|2||RFID Journal 2004- New RFID Tag with more Memory www.rfidjournal.com/article/articleprint/544/-1/1/.|
|Citing Patent||Filing date||Publication date||Applicant||Title|
|US8443853 *||May 23, 2011||May 21, 2013||Retail Inkjet Solutions, Inc.||Inkjet refilling station|
|US9487015||May 13, 2013||Nov 8, 2016||Retail Inkjet Solutions, Inc.||Inkjet refilling adapter|
|US20110221187 *||May 23, 2011||Sep 15, 2011||Retail Inkjet Solutions, Inc.||Inkjet refilling station|
|U.S. Classification||347/86, 347/19, 347/85|
|International Classification||G03G21/00, B41J2/175, B65D83/00, G03G21/18, G03G15/08, B41J29/393, G11C11/06, G11C11/00|
|Cooperative Classification||B41J2/17513, B41J29/393, B41J2/17546, B41J2/1752|
|European Classification||B41J2/175C3, B41J2/175C2, B41J29/393, B41J2/175C7E|
|Jun 30, 2004||AS||Assignment|
Owner name: HEWLETT-PACKARD DEVELOPMENT COMPANY, L.P., TEXAS

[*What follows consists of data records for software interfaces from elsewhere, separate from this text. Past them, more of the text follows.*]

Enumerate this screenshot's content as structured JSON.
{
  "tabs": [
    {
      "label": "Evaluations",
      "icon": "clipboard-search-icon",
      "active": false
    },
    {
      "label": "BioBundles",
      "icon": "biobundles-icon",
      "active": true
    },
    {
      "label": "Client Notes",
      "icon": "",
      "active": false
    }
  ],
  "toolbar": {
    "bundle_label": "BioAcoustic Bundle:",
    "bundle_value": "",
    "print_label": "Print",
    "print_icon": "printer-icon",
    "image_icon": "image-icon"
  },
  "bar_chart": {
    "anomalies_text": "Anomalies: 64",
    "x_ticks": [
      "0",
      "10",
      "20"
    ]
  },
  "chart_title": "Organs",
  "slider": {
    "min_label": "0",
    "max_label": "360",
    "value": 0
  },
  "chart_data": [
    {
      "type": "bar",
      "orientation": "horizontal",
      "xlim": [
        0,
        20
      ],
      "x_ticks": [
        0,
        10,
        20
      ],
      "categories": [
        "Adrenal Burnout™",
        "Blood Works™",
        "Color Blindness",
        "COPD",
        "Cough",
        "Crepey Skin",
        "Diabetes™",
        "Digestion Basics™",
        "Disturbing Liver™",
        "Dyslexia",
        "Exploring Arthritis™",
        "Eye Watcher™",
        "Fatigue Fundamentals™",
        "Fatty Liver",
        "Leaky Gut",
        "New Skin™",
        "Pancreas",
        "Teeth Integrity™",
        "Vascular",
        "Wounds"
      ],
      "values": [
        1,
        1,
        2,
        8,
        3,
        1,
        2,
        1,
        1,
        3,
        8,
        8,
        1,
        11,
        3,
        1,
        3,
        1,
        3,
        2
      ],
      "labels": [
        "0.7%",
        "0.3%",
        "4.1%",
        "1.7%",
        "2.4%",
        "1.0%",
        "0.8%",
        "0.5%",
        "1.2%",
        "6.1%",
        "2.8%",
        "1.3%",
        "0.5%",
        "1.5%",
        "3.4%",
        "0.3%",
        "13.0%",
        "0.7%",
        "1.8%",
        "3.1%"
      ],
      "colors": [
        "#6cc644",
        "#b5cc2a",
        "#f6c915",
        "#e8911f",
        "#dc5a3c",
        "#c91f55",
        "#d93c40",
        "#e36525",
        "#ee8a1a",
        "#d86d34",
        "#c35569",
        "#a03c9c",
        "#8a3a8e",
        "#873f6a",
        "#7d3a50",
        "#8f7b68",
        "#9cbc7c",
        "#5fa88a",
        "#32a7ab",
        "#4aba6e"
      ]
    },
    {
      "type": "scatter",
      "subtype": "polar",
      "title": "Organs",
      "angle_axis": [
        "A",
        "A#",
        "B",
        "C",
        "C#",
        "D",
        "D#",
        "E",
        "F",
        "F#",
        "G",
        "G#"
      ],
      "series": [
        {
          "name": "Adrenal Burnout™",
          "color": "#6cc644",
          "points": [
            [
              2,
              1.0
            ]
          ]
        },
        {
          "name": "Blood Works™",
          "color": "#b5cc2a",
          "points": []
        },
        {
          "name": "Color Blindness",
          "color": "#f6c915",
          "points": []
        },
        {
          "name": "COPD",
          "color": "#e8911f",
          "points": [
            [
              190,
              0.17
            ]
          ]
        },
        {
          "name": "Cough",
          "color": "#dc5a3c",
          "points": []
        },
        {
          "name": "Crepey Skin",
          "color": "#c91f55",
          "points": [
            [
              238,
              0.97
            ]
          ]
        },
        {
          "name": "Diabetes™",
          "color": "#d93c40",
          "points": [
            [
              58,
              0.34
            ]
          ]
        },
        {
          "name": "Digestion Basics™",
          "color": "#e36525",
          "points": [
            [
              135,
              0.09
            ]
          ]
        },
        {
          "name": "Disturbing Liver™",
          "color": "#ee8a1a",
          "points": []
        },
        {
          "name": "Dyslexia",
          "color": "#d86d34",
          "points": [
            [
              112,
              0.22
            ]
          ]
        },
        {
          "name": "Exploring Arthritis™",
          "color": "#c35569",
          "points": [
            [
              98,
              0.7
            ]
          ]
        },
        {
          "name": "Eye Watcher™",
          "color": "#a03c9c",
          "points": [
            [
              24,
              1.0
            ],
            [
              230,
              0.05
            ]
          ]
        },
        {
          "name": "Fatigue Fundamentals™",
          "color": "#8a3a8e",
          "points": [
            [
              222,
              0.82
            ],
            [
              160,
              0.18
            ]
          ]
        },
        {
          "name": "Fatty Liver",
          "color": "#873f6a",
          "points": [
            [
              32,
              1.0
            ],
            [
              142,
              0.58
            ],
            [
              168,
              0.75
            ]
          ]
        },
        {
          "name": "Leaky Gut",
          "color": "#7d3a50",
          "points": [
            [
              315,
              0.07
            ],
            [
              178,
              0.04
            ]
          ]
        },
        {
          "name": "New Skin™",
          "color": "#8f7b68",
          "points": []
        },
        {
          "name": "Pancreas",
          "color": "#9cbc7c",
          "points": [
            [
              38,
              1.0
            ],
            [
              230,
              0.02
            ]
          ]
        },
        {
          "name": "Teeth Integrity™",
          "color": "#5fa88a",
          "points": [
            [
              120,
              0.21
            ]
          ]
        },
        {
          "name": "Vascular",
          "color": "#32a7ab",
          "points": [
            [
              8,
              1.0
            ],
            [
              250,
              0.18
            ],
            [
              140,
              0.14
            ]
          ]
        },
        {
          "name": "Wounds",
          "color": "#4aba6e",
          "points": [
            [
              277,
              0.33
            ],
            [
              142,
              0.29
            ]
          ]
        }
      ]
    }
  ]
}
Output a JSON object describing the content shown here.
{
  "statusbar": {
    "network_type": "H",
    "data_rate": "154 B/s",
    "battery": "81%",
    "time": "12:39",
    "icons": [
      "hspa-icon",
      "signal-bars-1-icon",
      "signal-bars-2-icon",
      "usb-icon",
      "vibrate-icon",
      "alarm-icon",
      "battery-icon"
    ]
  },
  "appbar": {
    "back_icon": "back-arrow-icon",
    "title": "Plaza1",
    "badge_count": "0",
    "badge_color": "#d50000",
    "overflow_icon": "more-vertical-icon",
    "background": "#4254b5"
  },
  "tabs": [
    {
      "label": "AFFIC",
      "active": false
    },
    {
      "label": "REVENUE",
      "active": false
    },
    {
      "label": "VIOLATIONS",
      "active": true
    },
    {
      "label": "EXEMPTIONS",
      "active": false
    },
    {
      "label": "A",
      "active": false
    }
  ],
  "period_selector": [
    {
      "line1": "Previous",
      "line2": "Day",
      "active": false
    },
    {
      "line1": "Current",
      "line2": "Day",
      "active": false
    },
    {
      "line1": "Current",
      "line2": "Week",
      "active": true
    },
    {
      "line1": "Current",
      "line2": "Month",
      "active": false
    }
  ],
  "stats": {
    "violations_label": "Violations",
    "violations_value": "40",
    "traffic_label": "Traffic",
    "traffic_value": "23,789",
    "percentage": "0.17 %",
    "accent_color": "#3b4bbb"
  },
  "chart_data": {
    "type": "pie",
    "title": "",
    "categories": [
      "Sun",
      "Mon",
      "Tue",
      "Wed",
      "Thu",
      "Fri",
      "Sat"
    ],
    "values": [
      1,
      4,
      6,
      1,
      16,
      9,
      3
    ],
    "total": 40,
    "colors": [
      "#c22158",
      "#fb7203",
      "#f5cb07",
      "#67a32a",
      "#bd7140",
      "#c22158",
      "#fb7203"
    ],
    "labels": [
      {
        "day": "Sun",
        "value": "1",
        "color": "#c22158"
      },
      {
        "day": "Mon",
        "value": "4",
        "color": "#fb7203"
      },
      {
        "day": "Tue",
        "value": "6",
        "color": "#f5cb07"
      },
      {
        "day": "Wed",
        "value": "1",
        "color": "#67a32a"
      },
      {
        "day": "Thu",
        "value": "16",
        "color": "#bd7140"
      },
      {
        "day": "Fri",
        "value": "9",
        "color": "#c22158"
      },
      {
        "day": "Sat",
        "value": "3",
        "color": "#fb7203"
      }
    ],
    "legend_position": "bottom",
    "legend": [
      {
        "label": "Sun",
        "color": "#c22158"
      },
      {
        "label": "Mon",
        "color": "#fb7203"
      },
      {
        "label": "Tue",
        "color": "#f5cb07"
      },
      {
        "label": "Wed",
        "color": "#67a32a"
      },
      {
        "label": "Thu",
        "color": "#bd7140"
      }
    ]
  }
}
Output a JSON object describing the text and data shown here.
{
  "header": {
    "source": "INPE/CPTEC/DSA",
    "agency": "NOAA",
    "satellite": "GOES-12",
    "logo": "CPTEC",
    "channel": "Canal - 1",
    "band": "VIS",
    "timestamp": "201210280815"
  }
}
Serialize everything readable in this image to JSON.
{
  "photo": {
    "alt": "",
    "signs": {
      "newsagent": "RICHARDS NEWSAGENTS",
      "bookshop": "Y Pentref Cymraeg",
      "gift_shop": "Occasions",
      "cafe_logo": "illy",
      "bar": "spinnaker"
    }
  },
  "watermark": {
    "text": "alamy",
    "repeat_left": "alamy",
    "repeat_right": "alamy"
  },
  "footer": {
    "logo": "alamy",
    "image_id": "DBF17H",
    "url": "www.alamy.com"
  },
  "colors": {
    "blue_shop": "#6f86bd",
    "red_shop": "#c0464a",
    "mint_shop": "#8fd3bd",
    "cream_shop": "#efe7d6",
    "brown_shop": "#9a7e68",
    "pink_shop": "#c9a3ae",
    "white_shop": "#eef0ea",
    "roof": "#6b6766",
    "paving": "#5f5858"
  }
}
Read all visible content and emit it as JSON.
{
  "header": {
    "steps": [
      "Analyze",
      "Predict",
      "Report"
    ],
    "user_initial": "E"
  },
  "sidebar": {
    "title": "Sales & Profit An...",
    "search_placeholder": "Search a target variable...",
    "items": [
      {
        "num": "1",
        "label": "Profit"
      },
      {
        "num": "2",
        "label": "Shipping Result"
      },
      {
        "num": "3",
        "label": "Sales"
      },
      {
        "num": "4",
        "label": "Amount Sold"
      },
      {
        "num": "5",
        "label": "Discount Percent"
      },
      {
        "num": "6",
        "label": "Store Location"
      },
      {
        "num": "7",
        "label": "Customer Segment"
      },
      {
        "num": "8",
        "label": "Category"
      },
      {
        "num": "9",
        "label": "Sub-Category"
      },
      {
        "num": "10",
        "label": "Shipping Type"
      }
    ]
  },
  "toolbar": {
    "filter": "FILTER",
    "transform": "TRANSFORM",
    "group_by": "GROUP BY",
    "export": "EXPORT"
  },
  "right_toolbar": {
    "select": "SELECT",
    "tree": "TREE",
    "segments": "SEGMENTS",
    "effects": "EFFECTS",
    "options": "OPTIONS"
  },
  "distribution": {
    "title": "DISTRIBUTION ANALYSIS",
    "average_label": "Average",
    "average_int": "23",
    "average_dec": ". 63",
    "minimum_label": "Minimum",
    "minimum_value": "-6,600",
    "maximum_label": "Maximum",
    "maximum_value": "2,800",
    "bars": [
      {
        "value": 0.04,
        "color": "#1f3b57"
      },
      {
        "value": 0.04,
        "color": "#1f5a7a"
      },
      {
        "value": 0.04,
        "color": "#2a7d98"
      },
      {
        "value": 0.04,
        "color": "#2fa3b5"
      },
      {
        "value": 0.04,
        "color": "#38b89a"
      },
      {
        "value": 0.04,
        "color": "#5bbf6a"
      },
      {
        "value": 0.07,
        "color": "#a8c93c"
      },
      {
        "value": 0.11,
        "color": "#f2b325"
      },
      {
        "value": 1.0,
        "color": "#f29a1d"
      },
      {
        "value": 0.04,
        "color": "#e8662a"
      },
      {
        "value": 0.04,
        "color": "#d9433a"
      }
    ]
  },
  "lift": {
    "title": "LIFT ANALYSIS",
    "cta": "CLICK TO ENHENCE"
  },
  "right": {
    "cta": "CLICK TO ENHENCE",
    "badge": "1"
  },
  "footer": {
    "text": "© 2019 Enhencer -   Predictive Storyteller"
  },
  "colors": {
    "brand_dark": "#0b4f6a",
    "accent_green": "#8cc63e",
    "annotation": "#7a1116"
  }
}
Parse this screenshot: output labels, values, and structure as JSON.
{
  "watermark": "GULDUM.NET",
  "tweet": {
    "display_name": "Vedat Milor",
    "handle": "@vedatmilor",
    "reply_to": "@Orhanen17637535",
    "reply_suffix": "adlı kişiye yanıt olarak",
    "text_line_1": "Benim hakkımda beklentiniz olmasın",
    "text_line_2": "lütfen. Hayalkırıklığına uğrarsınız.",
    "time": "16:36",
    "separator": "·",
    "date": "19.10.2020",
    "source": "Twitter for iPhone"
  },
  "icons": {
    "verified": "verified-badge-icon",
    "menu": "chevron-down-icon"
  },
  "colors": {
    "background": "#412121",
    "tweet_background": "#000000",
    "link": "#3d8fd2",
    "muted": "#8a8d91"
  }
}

Free format text: ASSIGNMENT OF ASSIGNORS INTEREST;ASSIGNOR:HELTERLINE, BRIAN L.;REEL/FRAME:014807/0678
Effective date: 20040628
|Dec 2, 2008||CC||Certificate of correction|
|Aug 13, 2010||FPAY||Fee payment|
Year of fee payment: 4
|Sep 26, 2014||REMI||Maintenance fee reminder mailed|
|Feb 13, 2015||LAPS||Lapse for failure to pay maintenance fees|
|Apr 7, 2015||FP||Expired due to failure to pay maintenance fee|
Effective date: 20150213